Listed records
========================
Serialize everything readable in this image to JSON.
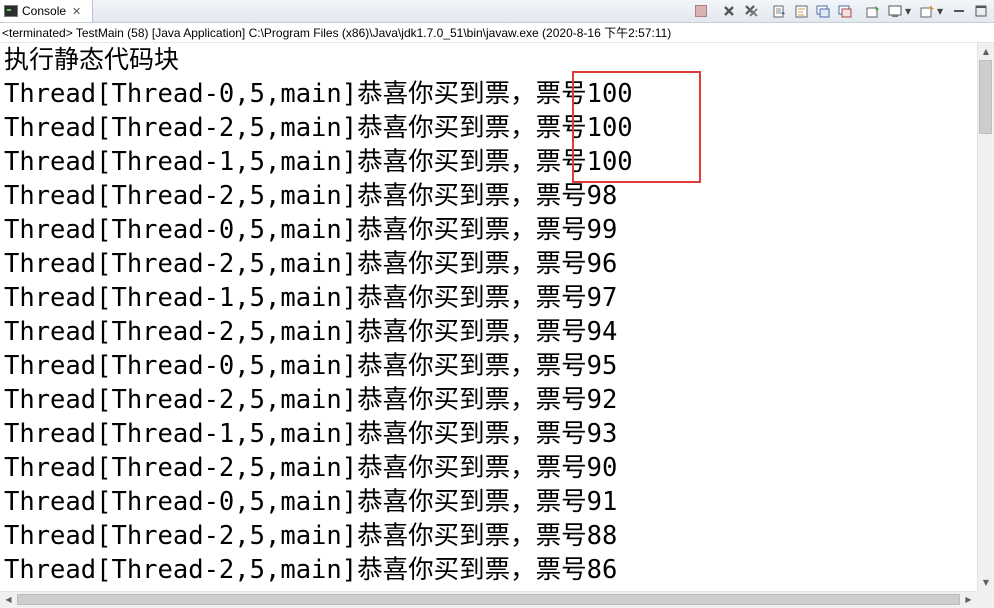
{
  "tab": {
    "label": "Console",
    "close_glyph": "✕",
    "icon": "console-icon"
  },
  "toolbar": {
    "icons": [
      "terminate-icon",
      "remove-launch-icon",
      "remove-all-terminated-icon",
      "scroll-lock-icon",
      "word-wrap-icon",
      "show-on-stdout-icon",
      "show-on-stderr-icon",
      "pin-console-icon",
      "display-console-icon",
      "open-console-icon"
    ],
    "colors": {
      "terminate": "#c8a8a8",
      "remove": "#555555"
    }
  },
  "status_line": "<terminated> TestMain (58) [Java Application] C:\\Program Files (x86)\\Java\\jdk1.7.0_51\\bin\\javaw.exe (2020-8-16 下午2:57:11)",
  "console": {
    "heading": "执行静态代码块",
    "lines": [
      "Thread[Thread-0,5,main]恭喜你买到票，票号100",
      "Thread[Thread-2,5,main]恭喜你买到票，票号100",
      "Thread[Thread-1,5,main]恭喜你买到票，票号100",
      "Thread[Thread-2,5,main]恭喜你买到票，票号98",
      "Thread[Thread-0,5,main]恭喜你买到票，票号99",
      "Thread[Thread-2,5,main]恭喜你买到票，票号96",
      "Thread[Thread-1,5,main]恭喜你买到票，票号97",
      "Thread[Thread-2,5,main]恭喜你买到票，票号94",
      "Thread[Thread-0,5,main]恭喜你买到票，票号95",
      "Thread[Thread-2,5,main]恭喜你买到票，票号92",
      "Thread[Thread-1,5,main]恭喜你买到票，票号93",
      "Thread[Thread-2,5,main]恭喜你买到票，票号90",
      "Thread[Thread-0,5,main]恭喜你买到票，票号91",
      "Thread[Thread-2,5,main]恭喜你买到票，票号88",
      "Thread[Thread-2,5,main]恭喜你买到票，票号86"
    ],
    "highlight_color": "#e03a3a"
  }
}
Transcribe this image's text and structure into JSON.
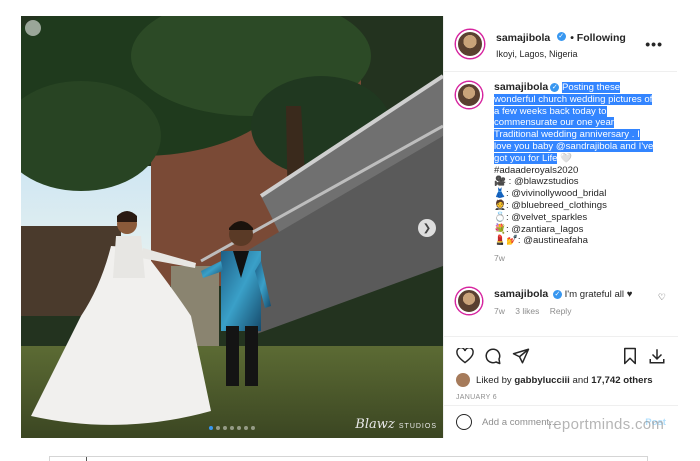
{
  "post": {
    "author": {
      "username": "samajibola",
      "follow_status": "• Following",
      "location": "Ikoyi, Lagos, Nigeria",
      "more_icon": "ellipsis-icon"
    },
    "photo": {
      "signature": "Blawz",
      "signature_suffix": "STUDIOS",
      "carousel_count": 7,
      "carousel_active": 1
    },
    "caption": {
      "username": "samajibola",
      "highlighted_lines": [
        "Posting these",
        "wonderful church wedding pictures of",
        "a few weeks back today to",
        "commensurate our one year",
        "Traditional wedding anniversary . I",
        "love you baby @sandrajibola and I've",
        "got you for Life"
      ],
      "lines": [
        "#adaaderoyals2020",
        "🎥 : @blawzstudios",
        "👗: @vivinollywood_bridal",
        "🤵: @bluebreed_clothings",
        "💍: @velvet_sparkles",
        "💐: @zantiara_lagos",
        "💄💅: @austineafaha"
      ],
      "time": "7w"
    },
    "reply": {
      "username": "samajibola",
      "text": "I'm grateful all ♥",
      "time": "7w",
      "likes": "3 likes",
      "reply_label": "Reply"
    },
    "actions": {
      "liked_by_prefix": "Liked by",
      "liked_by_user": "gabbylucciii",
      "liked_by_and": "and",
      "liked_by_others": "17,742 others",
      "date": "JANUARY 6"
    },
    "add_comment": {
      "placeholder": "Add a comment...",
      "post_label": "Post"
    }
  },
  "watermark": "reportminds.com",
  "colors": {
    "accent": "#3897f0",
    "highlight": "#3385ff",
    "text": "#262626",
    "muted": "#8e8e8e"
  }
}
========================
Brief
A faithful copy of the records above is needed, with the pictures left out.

Answer to this problem
Serialize everything readable in this image to JSON.
{
  "tab": {
    "label": "Console",
    "close_glyph": "✕",
    "icon": "console-icon"
  },
  "toolbar": {
    "icons": [
      "terminate-icon",
      "remove-launch-icon",
      "remove-all-terminated-icon",
      "scroll-lock-icon",
      "word-wrap-icon",
      "show-on-stdout-icon",
      "show-on-stderr-icon",
      "pin-console-icon",
      "display-console-icon",
      "open-console-icon"
    ],
    "colors": {
      "terminate": "#c8a8a8",
      "remove": "#555555"
    }
  },
  "status_line": "<terminated> TestMain (58) [Java Application] C:\\Program Files (x86)\\Java\\jdk1.7.0_51\\bin\\javaw.exe (2020-8-16 下午2:57:11)",
  "console": {
    "heading": "执行静态代码块",
    "lines": [
      "Thread[Thread-0,5,main]恭喜你买到票，票号100",
      "Thread[Thread-2,5,main]恭喜你买到票，票号100",
      "Thread[Thread-1,5,main]恭喜你买到票，票号100",
      "Thread[Thread-2,5,main]恭喜你买到票，票号98",
      "Thread[Thread-0,5,main]恭喜你买到票，票号99",
      "Thread[Thread-2,5,main]恭喜你买到票，票号96",
      "Thread[Thread-1,5,main]恭喜你买到票，票号97",
      "Thread[Thread-2,5,main]恭喜你买到票，票号94",
      "Thread[Thread-0,5,main]恭喜你买到票，票号95",
      "Thread[Thread-2,5,main]恭喜你买到票，票号92",
      "Thread[Thread-1,5,main]恭喜你买到票，票号93",
      "Thread[Thread-2,5,main]恭喜你买到票，票号90",
      "Thread[Thread-0,5,main]恭喜你买到票，票号91",
      "Thread[Thread-2,5,main]恭喜你买到票，票号88",
      "Thread[Thread-2,5,main]恭喜你买到票，票号86"
    ],
    "highlight_color": "#e03a3a"
  }
}
Transcribe this image's text and structure into JSON.
{
  "post": {
    "author": {
      "username": "samajibola",
      "follow_status": "• Following",
      "location": "Ikoyi, Lagos, Nigeria",
      "more_icon": "ellipsis-icon"
    },
    "photo": {
      "signature": "Blawz",
      "signature_suffix": "STUDIOS",
      "carousel_count": 7,
      "carousel_active": 1
    },
    "caption": {
      "username": "samajibola",
      "highlighted_lines": [
        "Posting these",
        "wonderful church wedding pictures of",
        "a few weeks back today to",
        "commensurate our one year",
        "Traditional wedding anniversary . I",
        "love you baby @sandrajibola and I've",
        "got you for Life"
      ],
      "lines": [
        "#adaaderoyals2020",
        "🎥 : @blawzstudios",
        "👗: @vivinollywood_bridal",
        "🤵: @bluebreed_clothings",
        "💍: @velvet_sparkles",
        "💐: @zantiara_lagos",
        "💄💅: @austineafaha"
      ],
      "time": "7w"
    },
    "reply": {
      "username": "samajibola",
      "text": "I'm grateful all ♥",
      "time": "7w",
      "likes": "3 likes",
      "reply_label": "Reply"
    },
    "actions": {
      "liked_by_prefix": "Liked by",
      "liked_by_user": "gabbylucciii",
      "liked_by_and": "and",
      "liked_by_others": "17,742 others",
      "date": "JANUARY 6"
    },
    "add_comment": {
      "placeholder": "Add a comment...",
      "post_label": "Post"
    }
  },
  "watermark": "reportminds.com",
  "colors": {
    "accent": "#3897f0",
    "highlight": "#3385ff",
    "text": "#262626",
    "muted": "#8e8e8e"
  }
}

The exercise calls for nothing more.